### EXCERPTED RECORDS
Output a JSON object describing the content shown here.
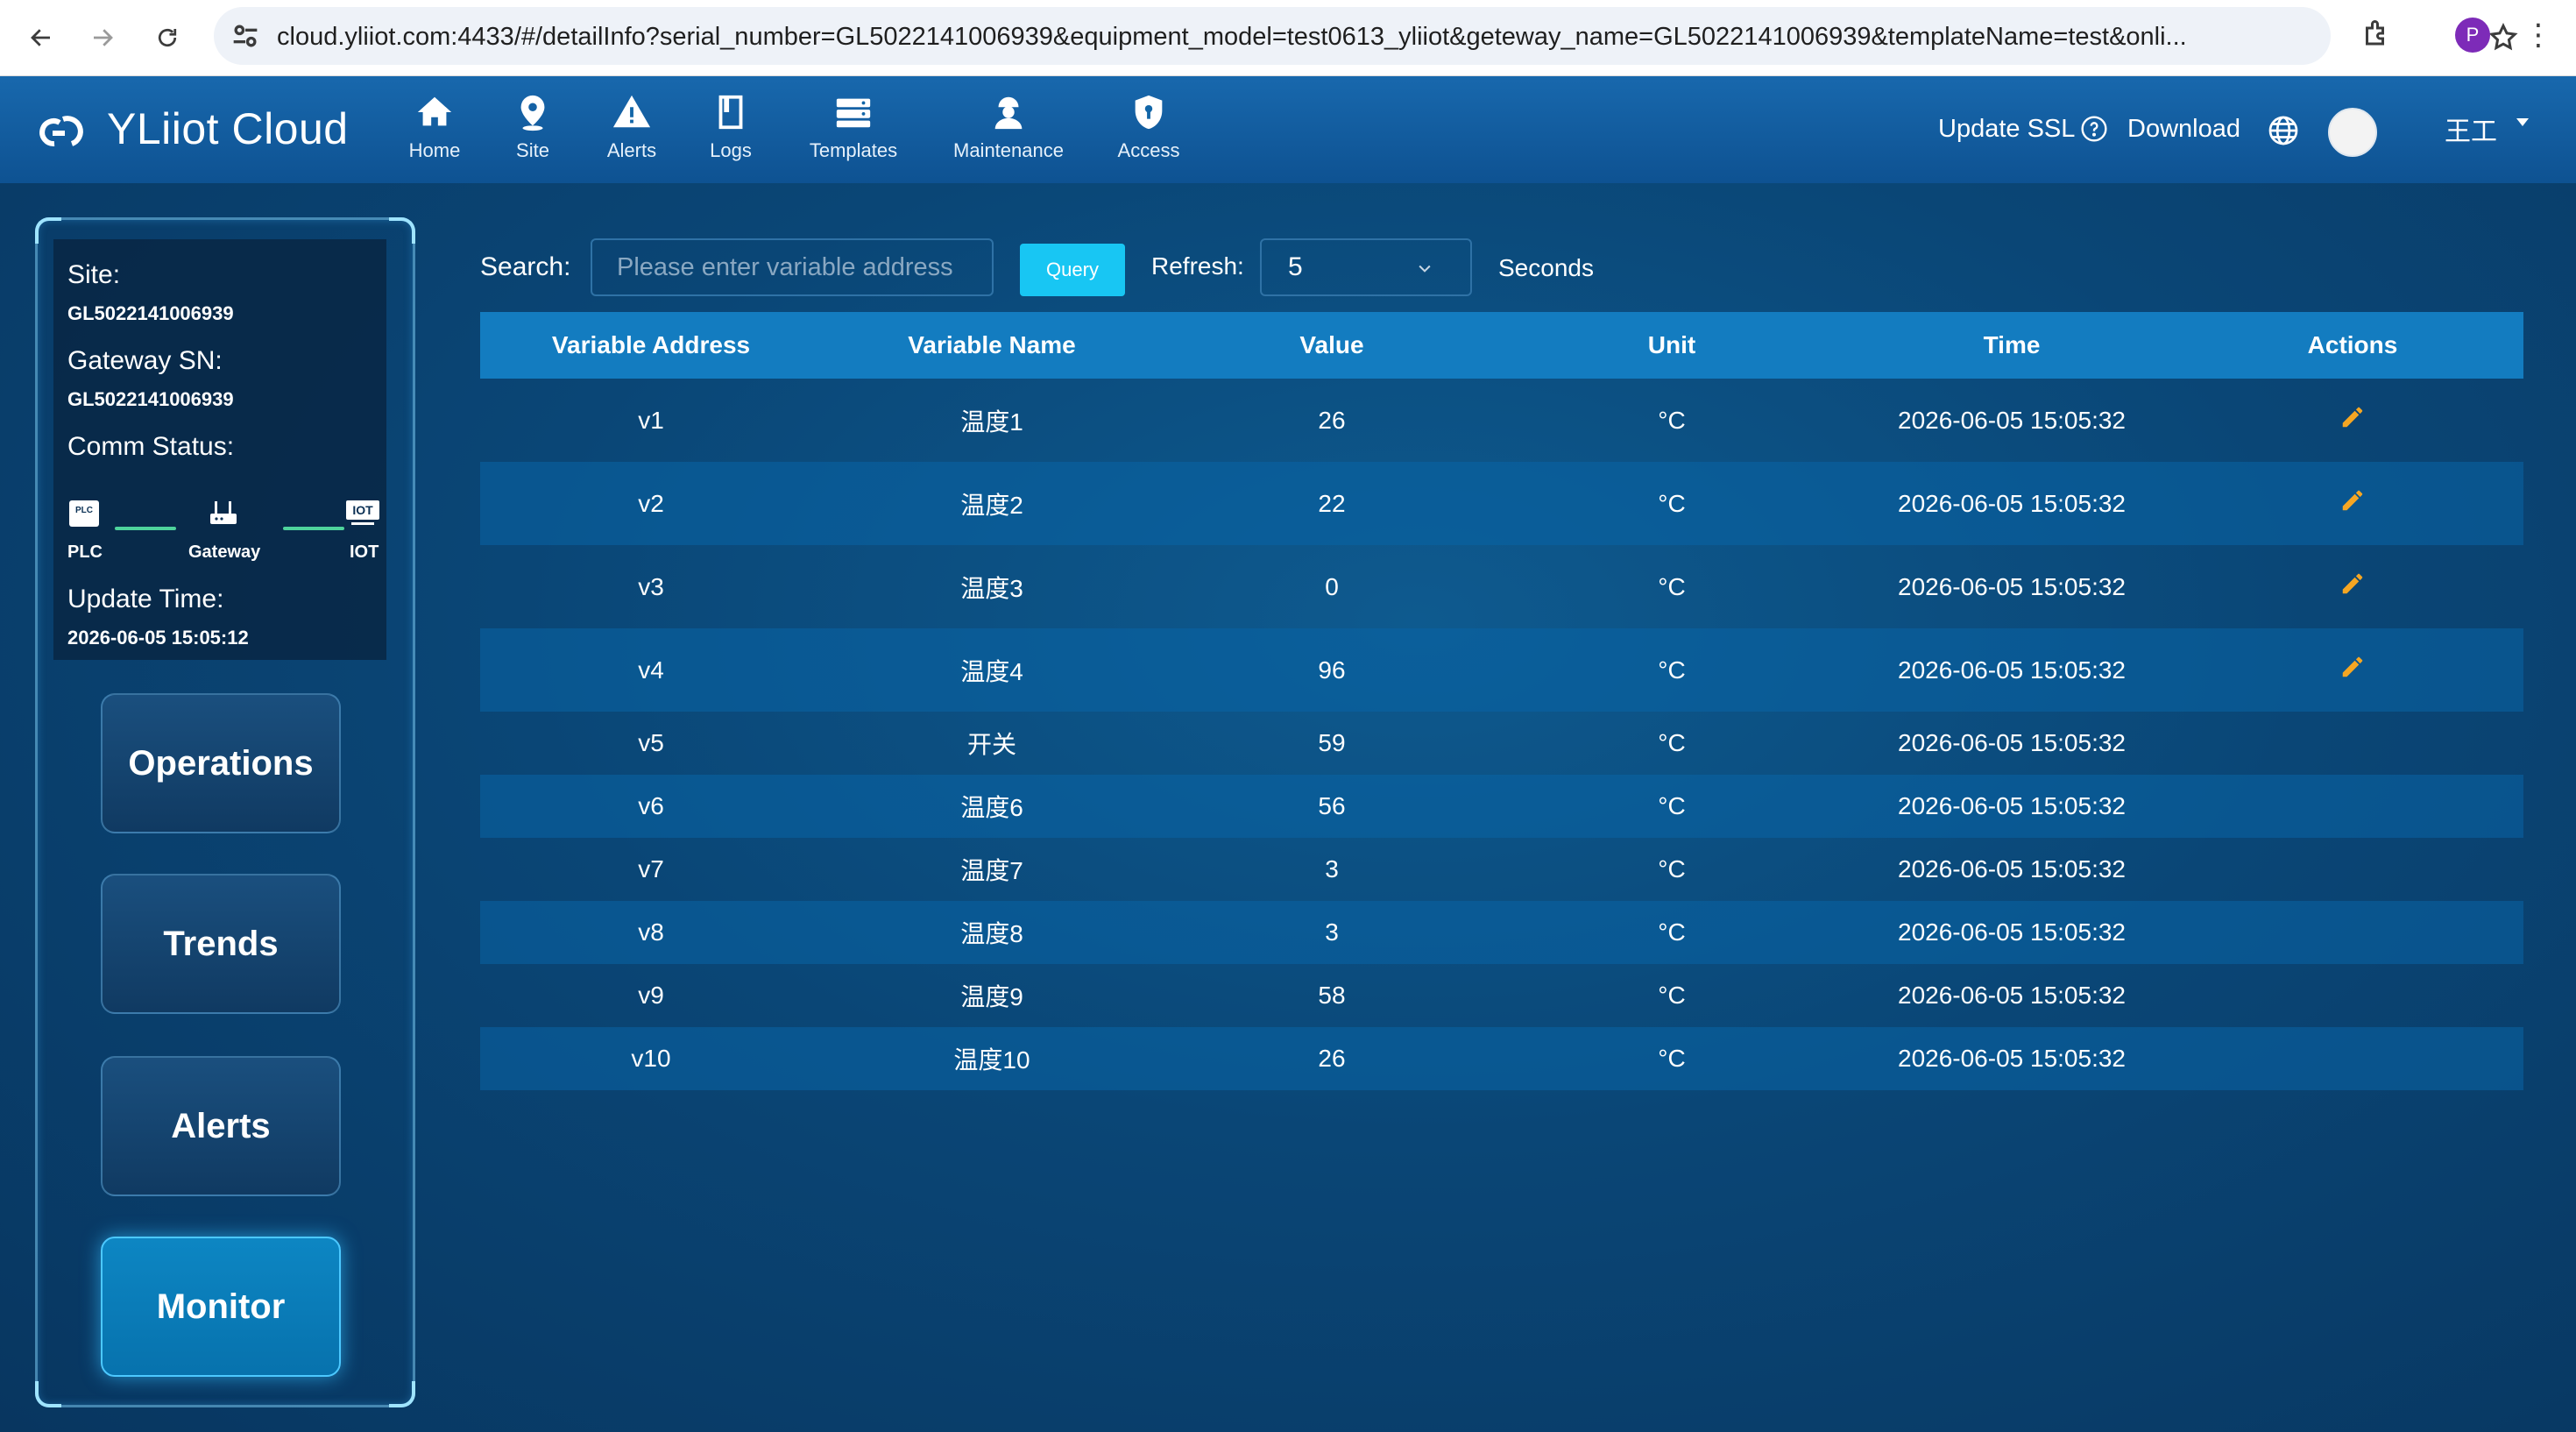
{
  "browser": {
    "url": "cloud.yliiot.com:4433/#/detailInfo?serial_number=GL5022141006939&equipment_model=test0613_yliiot&geteway_name=GL5022141006939&templateName=test&onli...",
    "profile_initial": "P"
  },
  "header": {
    "brand": "YLiiot Cloud",
    "nav": [
      "Home",
      "Site",
      "Alerts",
      "Logs",
      "Templates",
      "Maintenance",
      "Access"
    ],
    "update_ssl": "Update SSL",
    "download": "Download",
    "user": "王工"
  },
  "sidebar": {
    "site_label": "Site:",
    "site_value": "GL5022141006939",
    "gateway_label": "Gateway SN:",
    "gateway_value": "GL5022141006939",
    "comm_label": "Comm Status:",
    "comm_nodes": [
      "PLC",
      "Gateway",
      "IOT"
    ],
    "node_glyphs": {
      "plc": "PLC",
      "iot": "IOT"
    },
    "comm_link_color": "#4ed39c",
    "update_label": "Update Time:",
    "update_value": "2026-06-05 15:05:12",
    "buttons": [
      "Operations",
      "Trends",
      "Alerts",
      "Monitor"
    ],
    "active_button": "Monitor"
  },
  "toolbar": {
    "search_label": "Search",
    "search_placeholder": "Please enter variable address",
    "search_value": "",
    "query_label": "Query",
    "refresh_label": "Refresh",
    "refresh_value": "5",
    "seconds_label": "Seconds"
  },
  "table": {
    "columns": [
      "Variable Address",
      "Variable Name",
      "Value",
      "Unit",
      "Time",
      "Actions"
    ],
    "rows": [
      {
        "address": "v1",
        "name": "温度1",
        "value": "26",
        "unit": "°C",
        "time": "2026-06-05 15:05:32",
        "editable": true
      },
      {
        "address": "v2",
        "name": "温度2",
        "value": "22",
        "unit": "°C",
        "time": "2026-06-05 15:05:32",
        "editable": true
      },
      {
        "address": "v3",
        "name": "温度3",
        "value": "0",
        "unit": "°C",
        "time": "2026-06-05 15:05:32",
        "editable": true
      },
      {
        "address": "v4",
        "name": "温度4",
        "value": "96",
        "unit": "°C",
        "time": "2026-06-05 15:05:32",
        "editable": true
      },
      {
        "address": "v5",
        "name": "开关",
        "value": "59",
        "unit": "°C",
        "time": "2026-06-05 15:05:32",
        "editable": false
      },
      {
        "address": "v6",
        "name": "温度6",
        "value": "56",
        "unit": "°C",
        "time": "2026-06-05 15:05:32",
        "editable": false
      },
      {
        "address": "v7",
        "name": "温度7",
        "value": "3",
        "unit": "°C",
        "time": "2026-06-05 15:05:32",
        "editable": false
      },
      {
        "address": "v8",
        "name": "温度8",
        "value": "3",
        "unit": "°C",
        "time": "2026-06-05 15:05:32",
        "editable": false
      },
      {
        "address": "v9",
        "name": "温度9",
        "value": "58",
        "unit": "°C",
        "time": "2026-06-05 15:05:32",
        "editable": false
      },
      {
        "address": "v10",
        "name": "温度10",
        "value": "26",
        "unit": "°C",
        "time": "2026-06-05 15:05:32",
        "editable": false
      }
    ]
  },
  "colors": {
    "header_bg": "#1868ad",
    "table_header_bg": "#137cc0",
    "query_button": "#18c6f3",
    "edit_icon": "#f5a623",
    "active_button": "#0d86c3"
  },
  "icons": {
    "browser": [
      "back-icon",
      "forward-icon",
      "reload-icon",
      "site-info-icon",
      "star-icon",
      "extensions-icon",
      "more-icon"
    ],
    "nav": [
      "home-icon",
      "location-pin-icon",
      "warning-icon",
      "book-icon",
      "server-icon",
      "worker-icon",
      "shield-icon"
    ],
    "header": [
      "help-icon",
      "globe-icon",
      "avatar",
      "caret-down-icon"
    ],
    "table": "pencil-icon"
  }
}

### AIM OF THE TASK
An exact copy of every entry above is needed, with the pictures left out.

### SOLUTION
Output a JSON object describing the content shown here.
{
  "browser": {
    "url": "cloud.yliiot.com:4433/#/detailInfo?serial_number=GL5022141006939&equipment_model=test0613_yliiot&geteway_name=GL5022141006939&templateName=test&onli...",
    "profile_initial": "P"
  },
  "header": {
    "brand": "YLiiot Cloud",
    "nav": [
      "Home",
      "Site",
      "Alerts",
      "Logs",
      "Templates",
      "Maintenance",
      "Access"
    ],
    "update_ssl": "Update SSL",
    "download": "Download",
    "user": "王工"
  },
  "sidebar": {
    "site_label": "Site:",
    "site_value": "GL5022141006939",
    "gateway_label": "Gateway SN:",
    "gateway_value": "GL5022141006939",
    "comm_label": "Comm Status:",
    "comm_nodes": [
      "PLC",
      "Gateway",
      "IOT"
    ],
    "node_glyphs": {
      "plc": "PLC",
      "iot": "IOT"
    },
    "comm_link_color": "#4ed39c",
    "update_label": "Update Time:",
    "update_value": "2026-06-05 15:05:12",
    "buttons": [
      "Operations",
      "Trends",
      "Alerts",
      "Monitor"
    ],
    "active_button": "Monitor"
  },
  "toolbar": {
    "search_label": "Search",
    "search_placeholder": "Please enter variable address",
    "search_value": "",
    "query_label": "Query",
    "refresh_label": "Refresh",
    "refresh_value": "5",
    "seconds_label": "Seconds"
  },
  "table": {
    "columns": [
      "Variable Address",
      "Variable Name",
      "Value",
      "Unit",
      "Time",
      "Actions"
    ],
    "rows": [
      {
        "address": "v1",
        "name": "温度1",
        "value": "26",
        "unit": "°C",
        "time": "2026-06-05 15:05:32",
        "editable": true
      },
      {
        "address": "v2",
        "name": "温度2",
        "value": "22",
        "unit": "°C",
        "time": "2026-06-05 15:05:32",
        "editable": true
      },
      {
        "address": "v3",
        "name": "温度3",
        "value": "0",
        "unit": "°C",
        "time": "2026-06-05 15:05:32",
        "editable": true
      },
      {
        "address": "v4",
        "name": "温度4",
        "value": "96",
        "unit": "°C",
        "time": "2026-06-05 15:05:32",
        "editable": true
      },
      {
        "address": "v5",
        "name": "开关",
        "value": "59",
        "unit": "°C",
        "time": "2026-06-05 15:05:32",
        "editable": false
      },
      {
        "address": "v6",
        "name": "温度6",
        "value": "56",
        "unit": "°C",
        "time": "2026-06-05 15:05:32",
        "editable": false
      },
      {
        "address": "v7",
        "name": "温度7",
        "value": "3",
        "unit": "°C",
        "time": "2026-06-05 15:05:32",
        "editable": false
      },
      {
        "address": "v8",
        "name": "温度8",
        "value": "3",
        "unit": "°C",
        "time": "2026-06-05 15:05:32",
        "editable": false
      },
      {
        "address": "v9",
        "name": "温度9",
        "value": "58",
        "unit": "°C",
        "time": "2026-06-05 15:05:32",
        "editable": false
      },
      {
        "address": "v10",
        "name": "温度10",
        "value": "26",
        "unit": "°C",
        "time": "2026-06-05 15:05:32",
        "editable": false
      }
    ]
  },
  "colors": {
    "header_bg": "#1868ad",
    "table_header_bg": "#137cc0",
    "query_button": "#18c6f3",
    "edit_icon": "#f5a623",
    "active_button": "#0d86c3"
  },
  "icons": {
    "browser": [
      "back-icon",
      "forward-icon",
      "reload-icon",
      "site-info-icon",
      "star-icon",
      "extensions-icon",
      "more-icon"
    ],
    "nav": [
      "home-icon",
      "location-pin-icon",
      "warning-icon",
      "book-icon",
      "server-icon",
      "worker-icon",
      "shield-icon"
    ],
    "header": [
      "help-icon",
      "globe-icon",
      "avatar",
      "caret-down-icon"
    ],
    "table": "pencil-icon"
  }
}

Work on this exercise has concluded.